An independent panel wants the government to wind back changes to the Family Court made by the previous government in 2014.
Those changes were aimed at encouraging parents to resolve access and care disputes without having to go to court with a lawyer.
In August last year, Justice Minister Andrew Little set up an independent panel - headed by former Chief Human Rights Commissioner Rosslyn Noonan, and family law experts, La Verne King and Chris Dellabarca - to review the 2014 changes.
The panel is reviewing what changes should made to ensure the welfare and best interests of the children are paramount when disputes about their care are being settled.
Panel chairwoman Rosslyn Noonan told Morning Report the submissions it received showed the process had become more difficult and stressful was causing delays to the system.
"The number of people who have sought 'without notice' applications - so that means if they've put in a 'without notice' application they're entitled to a lawyer - has increased from 30 percent in 2014 to 70 percent," Ms Noonan said.
"So that just gives you some idea of the magnitude of the issue and that's meant that those people who put in on notice applications [and] go through the normal channels, have further delays because of these apparently urgent cases that need to be dealt with first."
To fix these problems, one of the panel's proposals is "allowing people involved in care of children disputes unrestricted representation by a lawyer".
"At present if their case is not what's regarded as urgent or without notice, they're not entitled to have a lawyer represent them in court," Ms Noonan said.
"Most people have never been to court who are in this situation, it's an extremely stressful situation and having to represent yourself... is problematic, often takes a lot longer."
She said couples involved in property disputes had access to lawyers, but not all those trying to work out the care of children did.
Kirsty Swadling, who chairs the Law Society's family law section, told Morning Report wider access to lawyers would provide parents with clear information and realistic expectations.
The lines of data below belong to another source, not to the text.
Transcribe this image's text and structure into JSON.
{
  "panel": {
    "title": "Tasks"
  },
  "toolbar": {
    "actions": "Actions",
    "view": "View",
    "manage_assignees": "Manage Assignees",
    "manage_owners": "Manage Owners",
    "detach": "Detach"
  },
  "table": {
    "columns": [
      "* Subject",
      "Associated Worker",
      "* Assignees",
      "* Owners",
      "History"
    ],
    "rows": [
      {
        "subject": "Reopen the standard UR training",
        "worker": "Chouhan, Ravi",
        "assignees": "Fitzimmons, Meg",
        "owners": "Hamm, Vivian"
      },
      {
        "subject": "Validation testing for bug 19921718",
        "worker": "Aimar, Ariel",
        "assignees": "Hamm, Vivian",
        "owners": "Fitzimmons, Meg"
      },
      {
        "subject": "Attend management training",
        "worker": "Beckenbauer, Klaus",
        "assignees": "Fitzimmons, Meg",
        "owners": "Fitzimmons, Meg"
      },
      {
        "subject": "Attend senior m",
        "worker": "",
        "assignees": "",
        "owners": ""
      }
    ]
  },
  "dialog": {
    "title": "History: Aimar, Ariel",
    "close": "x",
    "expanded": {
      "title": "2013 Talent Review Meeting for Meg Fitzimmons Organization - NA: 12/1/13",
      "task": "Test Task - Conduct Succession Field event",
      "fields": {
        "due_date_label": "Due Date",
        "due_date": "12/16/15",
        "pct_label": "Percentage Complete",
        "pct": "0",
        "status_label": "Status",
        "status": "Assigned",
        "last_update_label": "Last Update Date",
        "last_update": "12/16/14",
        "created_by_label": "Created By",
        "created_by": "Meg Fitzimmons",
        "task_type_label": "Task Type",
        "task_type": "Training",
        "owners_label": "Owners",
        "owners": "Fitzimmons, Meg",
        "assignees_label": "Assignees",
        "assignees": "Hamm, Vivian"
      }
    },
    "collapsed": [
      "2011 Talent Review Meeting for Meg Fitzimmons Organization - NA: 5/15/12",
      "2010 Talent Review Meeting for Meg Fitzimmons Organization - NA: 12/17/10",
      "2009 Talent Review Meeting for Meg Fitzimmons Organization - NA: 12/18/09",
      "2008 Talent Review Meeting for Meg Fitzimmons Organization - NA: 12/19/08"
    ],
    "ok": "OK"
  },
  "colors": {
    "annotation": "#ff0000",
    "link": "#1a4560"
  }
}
"One of the things that lawyers do at the outset is give clear information and be able to give realistic expectations to parents who are coming into a difficult situation... and don't really understand what the legal position is regarding their children."
She said changes to the family dispute resolution system with a mediator would also improve the process.
However, problems with the system existed even prior to the reforms, Ms Noonan said, and the way in which they were dealt with only exacerbated them.
Ms Swadling said the initial reform might not have been necessary if some court process improvements had been introduced instead to fix problems.
"There were some problems in some of the court process problems and there were tweaks that could've happened at that stage that might've made significant improvements without the wholesale changes that were made," Ms Swadling said.
"What we're doing now is actually looking at what changes might be appropriate that can improve matters, speed things up."
Another change the panel is wanting is to ensure "children can take part in a meaningful way and that their voices are heard".
However, Ms Noonan said there wasn't a simple proposal at this time that outlined how this could be achieved.
"We don't have a simple answer to that. What we're proposing is that there be a study of children's participation, how their voices are heard, how their perspectives are taken account of, in the mediation process and we should look at identifying what are the best practices."
She said some of the current different practices of handling children in mediation processes have been criticised, while others said they were good.
"In the mediation processes, which we want to encourage, it's pretty much up to the parents to say what they think their children's perspective is, in some cases the mediator will speak to the children outside of the mediation and convey. In some cases, the mediators are using child development specialist or a child advocate to convey children's voices but it's unclear the extent to which [it's been done]."
She said they had heard from some parents and children who didn't think their perspectives were taken into seriously in the mediation processes.
Submissions on the new proposed changes are open until 1 March, and can be made via FamilyJusticeReforms@justice.govt.nz or online.
The panel will submit its final report to Mr Little in May.
"We've actually put out what our thinking is so people can react to it and say 'well you got that right' or 'you didn't get that right and here are the reasons'. We've got more research coming in as well," Ms Noonan said.
While there was still more work and research to be done, Ms Swadling said if the recommendations were followed through then there should be significant improvements.
- making targeted counselling available
- allowing people involved in care of children disputes unrestricted representation by a lawyer
- allowing people to make an application to the Family Court at any time and without pre-conditions
- establishing an effective triaging system when applications are filed in court, so cases needing urgent judicial attention are referred directly to a judge for directions
- introducing new roles to improve how the court deals with applications, and to support joined-up family justice services.
The panel is also working, among others, on proposals to ensure:
- recognition of Te Ao Māori and integration of tikanga Māori in family justice services
- systematic accommodation of people with disabilities
- children can take part in a meaningful way and that their voices are heard
- strengthening children's safety and the way family violence is dealt with